In New York-traded raw sugar, Rabobank lifted its forecast for prices in the April-to-June and July-to-September quarters by 0.5 cents a pound, to 15.5 cents a pound and 15.0 cents a pound respectively levels comfortably below the futures curve.
"Fundamentals are increasingly supportive," the bank said, citing dents from El Nino-related weather upsets to output in a number of countries, and raising by 1.9m tonnes to 6.8m tonnes its forecast for the world sugar production deficit in 2015-16.
However, the bank flagged too the prospect of a 10% rise, to 34m tonnes, in sugar output from Brazil's key Centre South region in the forthcoming crushing season, which starts next month, adding that futures will "be pressured as exports flow".
European Union sugar beet sowings are expected to rise by 1.5m acres, fostering growth of 10-18% in production, to 17m-18m tonnes.
And while the forecast for cocoa futures was lifted too, reflecting "low mid-crops in West Africa after a very severe" episode of the Harmattan wind, the estimate for prices ending the year at about $2,850 a tonne was some $100 a tonne below New York's December contract.
"We remain bearish going forward," the bank said, flagging "good global supply", at a time when some demand signs are poor, with sales of Easter bunnies in Germany, for instance, down 6% year on year, according to BDSI.
'Aggressive export competition'
For soybeans and wheat, Rabobank stuck, largely, by previous price expectations, leaving its forecasts for the oilseed especially - below market levels raised by recent rallies.
For wheat - for which the bank forecast Chicago prices at about $4.75 a bushel in a year's time, compared with the $5.10 ¾ a bushel being priced in by March 2017 futures - said that US weather setbacks were "not yet threatening to yields".
Meanwhile, "heavy inventories, ongoing aggressive export competition, plus a projection for continued building of US 2016-17 stocks should cap rallies".
The bank was closer to the futures curve on estimates for Paris wheat futures, which it said appeared "very good value" compared with Chicago values.
And, in Chicago soybeans, Rabobank forecast prices moving lower again" after the key US Department of Agriculture report on US sowings due next week, which it forecast showing a rise of 1m acres year on year in plantings of the oilseed.
Extra pressure on prices will come from the "two South American soybean powerhouses", Argentina and Brazil, which are "anticipated to compete heavily for international trade market share", helped by weak currencies, improved infrastructure and the low costs of global shipping.
'Risk of short-covering rally'
Cotton was one agricultural commodity that the bank did see holding "bullish" potential, with New York-traded futures "oversold", and global stocks of the fibre in exporting countries at a six-year low.
"This market structure presents a supportive price outlook," Rabobank said, adding that the "risks of a short-covering rally are building", given the large net short position held by speculators in New York cotton futures and options.

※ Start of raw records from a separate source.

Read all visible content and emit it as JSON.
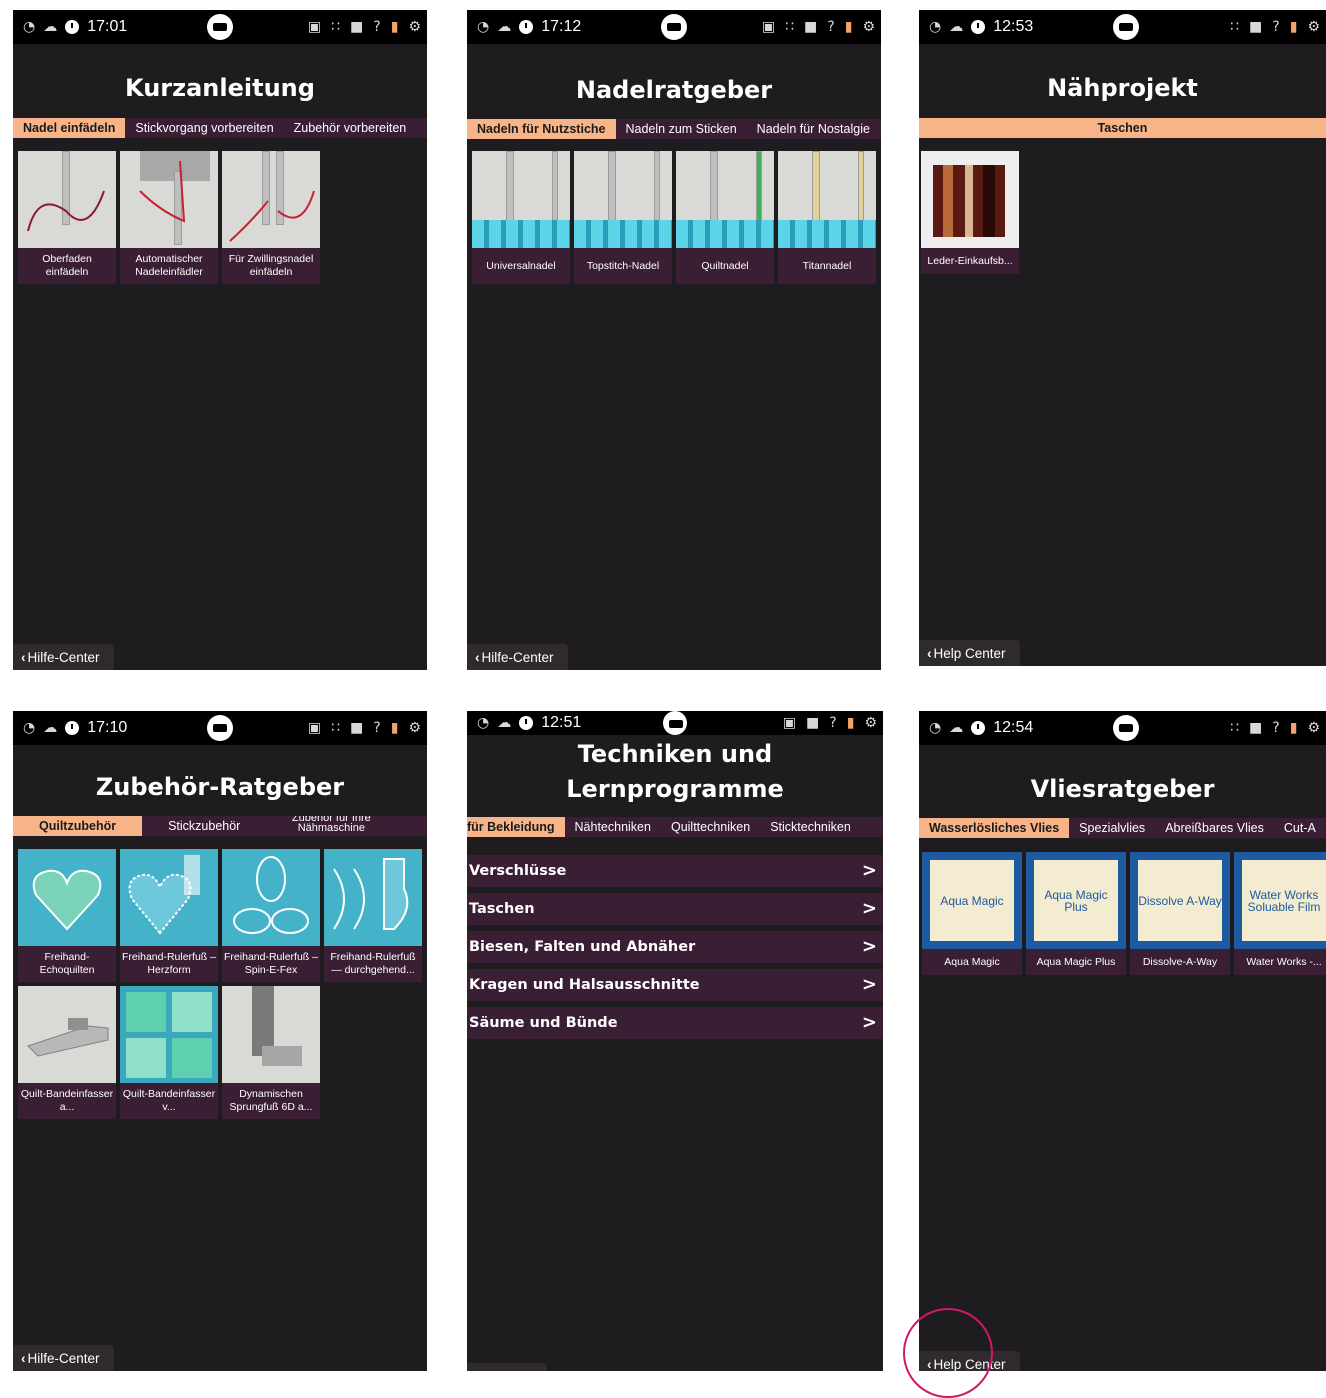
{
  "status_icons": [
    "wifi-icon",
    "cloud-icon",
    "clock-icon",
    "machine-icon",
    "screen-icon",
    "bluetooth-icon",
    "book-icon",
    "help-icon",
    "notebook-icon",
    "gear-icon"
  ],
  "colors": {
    "panel_bg": "#1f1c1f",
    "tab_bar": "#3a1e34",
    "tab_active": "#f7b488",
    "status_bar": "#000000",
    "circle": "#d0186a"
  },
  "panels": [
    {
      "time": "17:01",
      "title": "Kurzanleitung",
      "tabs": [
        "Nadel einfädeln",
        "Stickvorgang vorbereiten",
        "Zubehör vorbereiten"
      ],
      "tiles": [
        "Oberfaden einfädeln",
        "Automatischer Nadeleinfädler",
        "Für Zwillingsnadel einfädeln"
      ],
      "back": "Hilfe-Center"
    },
    {
      "time": "17:12",
      "title": "Nadelratgeber",
      "tabs": [
        "Nadeln für Nutzstiche",
        "Nadeln zum Sticken",
        "Nadeln für Nostalgie"
      ],
      "tiles": [
        "Universalnadel",
        "Topstitch-Nadel",
        "Quiltnadel",
        "Titannadel"
      ],
      "back": "Hilfe-Center"
    },
    {
      "time": "12:53",
      "title": "Nähprojekt",
      "tabs": [
        "Taschen"
      ],
      "tiles": [
        "Leder-Einkaufsb..."
      ],
      "back": "Help Center"
    },
    {
      "time": "17:10",
      "title": "Zubehör-Ratgeber",
      "tabs": [
        "Quiltzubehör",
        "Stickzubehör",
        "Zubehör für Ihre Nähmaschine"
      ],
      "tiles": [
        "Freihand-Echoquilten",
        "Freihand-Rulerfuß – Herzform",
        "Freihand-Rulerfuß – Spin-E-Fex",
        "Freihand-Rulerfuß — durchgehend...",
        "Quilt-Bandeinfasser a...",
        "Quilt-Bandeinfasser v...",
        "Dynamischen Sprungfuß 6D a..."
      ],
      "back": "Hilfe-Center"
    },
    {
      "time": "12:51",
      "title_line1": "Techniken und",
      "title_line2": "Lernprogramme",
      "tabs": [
        "für Bekleidung",
        "Nähtechniken",
        "Quilttechniken",
        "Sticktechniken"
      ],
      "rows": [
        "Verschlüsse",
        "Taschen",
        "Biesen, Falten und Abnäher",
        "Kragen und Halsausschnitte",
        "Säume und Bünde"
      ],
      "chevron": ">"
    },
    {
      "time": "12:54",
      "title": "Vliesratgeber",
      "tabs": [
        "Wasserlösliches Vlies",
        "Spezialvlies",
        "Abreißbares Vlies",
        "Cut-A"
      ],
      "thumb_labels": [
        "Aqua Magic",
        "Aqua Magic Plus",
        "Dissolve A-Way",
        "Water Works Soluable Film"
      ],
      "tiles": [
        "Aqua Magic",
        "Aqua Magic Plus",
        "Dissolve-A-Way",
        "Water Works -..."
      ],
      "back": "Help Center"
    }
  ]
}
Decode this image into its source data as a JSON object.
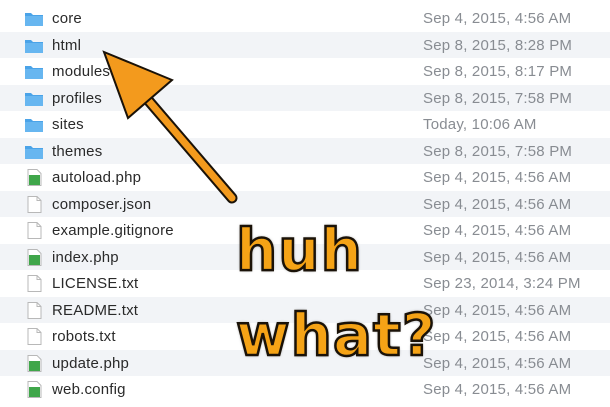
{
  "files": [
    {
      "name": "core",
      "date": "Sep 4, 2015, 4:56 AM",
      "icon": "folder-icon"
    },
    {
      "name": "html",
      "date": "Sep 8, 2015, 8:28 PM",
      "icon": "folder-icon"
    },
    {
      "name": "modules",
      "date": "Sep 8, 2015, 8:17 PM",
      "icon": "folder-icon"
    },
    {
      "name": "profiles",
      "date": "Sep 8, 2015, 7:58 PM",
      "icon": "folder-icon"
    },
    {
      "name": "sites",
      "date": "Today, 10:06 AM",
      "icon": "folder-icon"
    },
    {
      "name": "themes",
      "date": "Sep 8, 2015, 7:58 PM",
      "icon": "folder-icon"
    },
    {
      "name": "autoload.php",
      "date": "Sep 4, 2015, 4:56 AM",
      "icon": "php-file-icon"
    },
    {
      "name": "composer.json",
      "date": "Sep 4, 2015, 4:56 AM",
      "icon": "document-icon"
    },
    {
      "name": "example.gitignore",
      "date": "Sep 4, 2015, 4:56 AM",
      "icon": "document-icon"
    },
    {
      "name": "index.php",
      "date": "Sep 4, 2015, 4:56 AM",
      "icon": "php-file-icon"
    },
    {
      "name": "LICENSE.txt",
      "date": "Sep 23, 2014, 3:24 PM",
      "icon": "document-icon"
    },
    {
      "name": "README.txt",
      "date": "Sep 4, 2015, 4:56 AM",
      "icon": "document-icon"
    },
    {
      "name": "robots.txt",
      "date": "Sep 4, 2015, 4:56 AM",
      "icon": "document-icon"
    },
    {
      "name": "update.php",
      "date": "Sep 4, 2015, 4:56 AM",
      "icon": "php-file-icon"
    },
    {
      "name": "web.config",
      "date": "Sep 4, 2015, 4:56 AM",
      "icon": "php-file-icon"
    }
  ],
  "annotation": {
    "line1": "huh",
    "line2": "what?",
    "arrow_color": "#f39a1d",
    "text_color": "#f5a316"
  },
  "colors": {
    "folder": "#4aa3e8",
    "php": "#3fa64a",
    "alt_row": "#f2f4f7",
    "date_text": "#888c92"
  }
}
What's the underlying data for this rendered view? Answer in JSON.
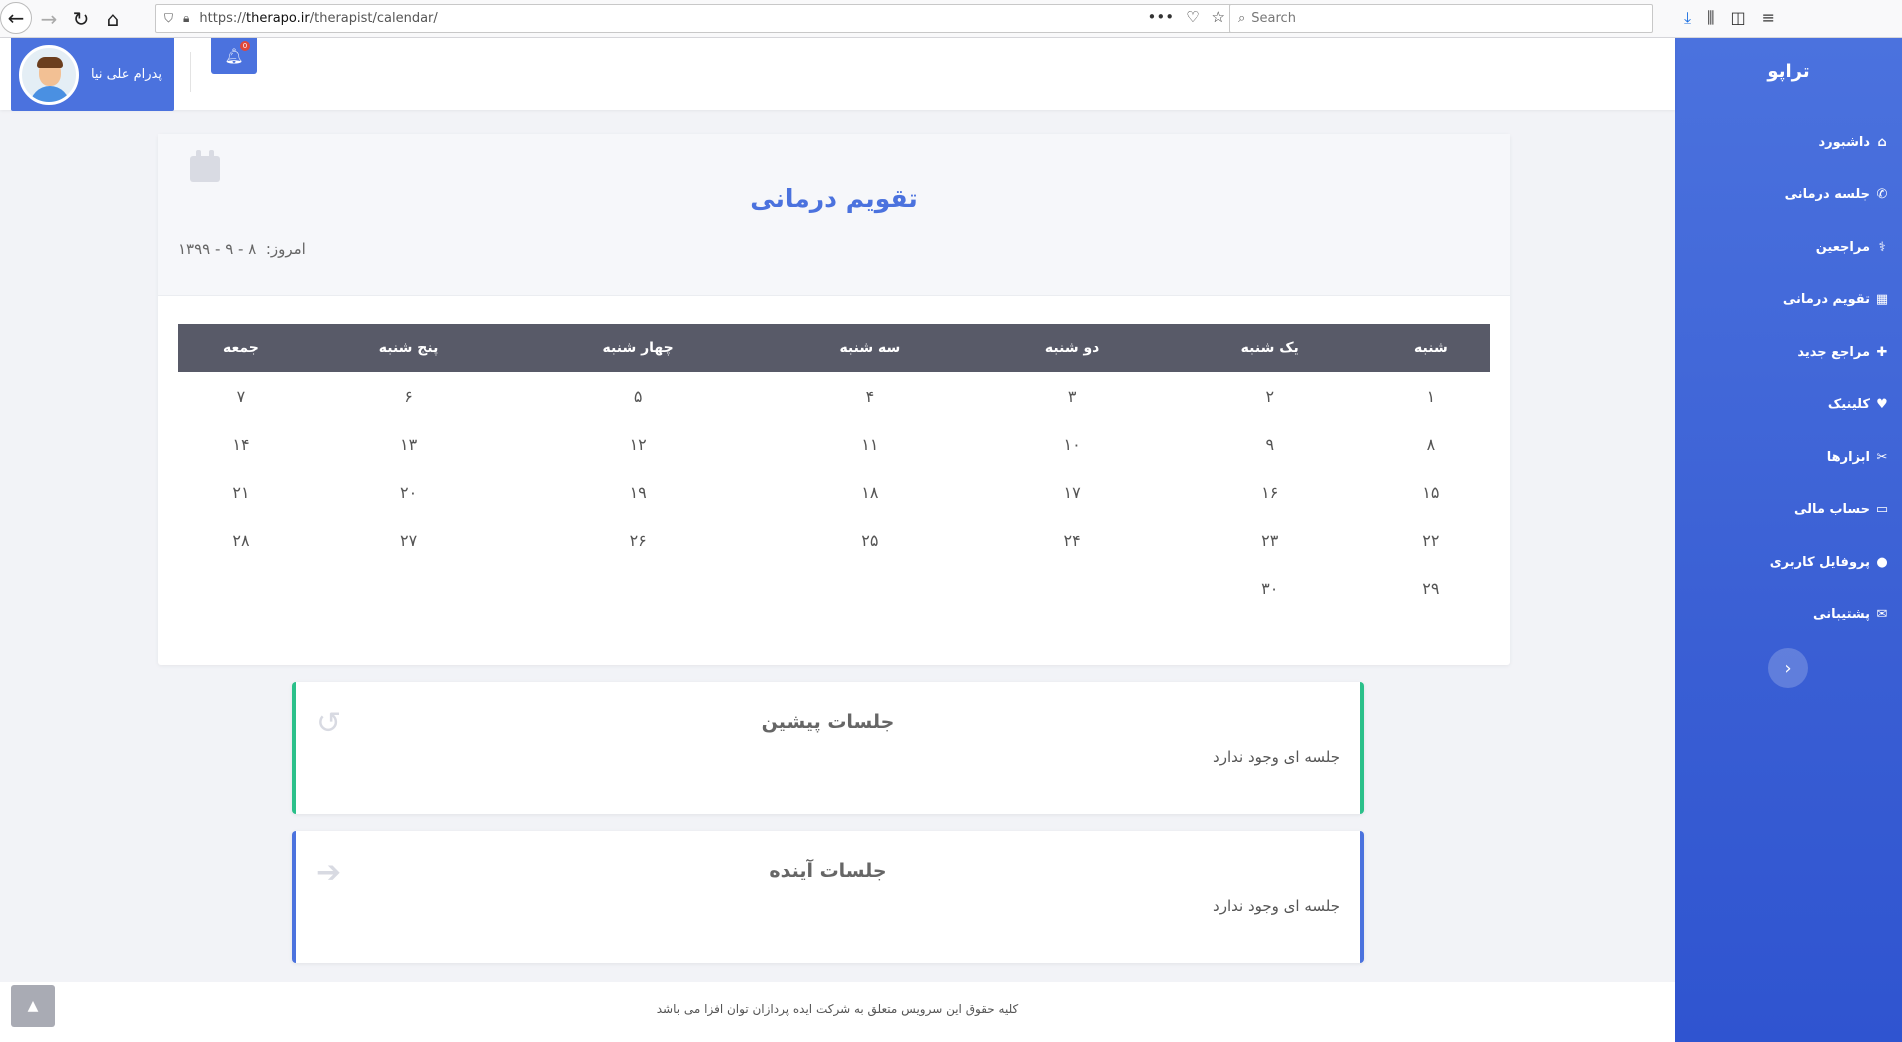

Prices were forecast standing at 70 cents a pound in a year's time, well above the 58.45 cents a pound being priced in by March 2017 futures.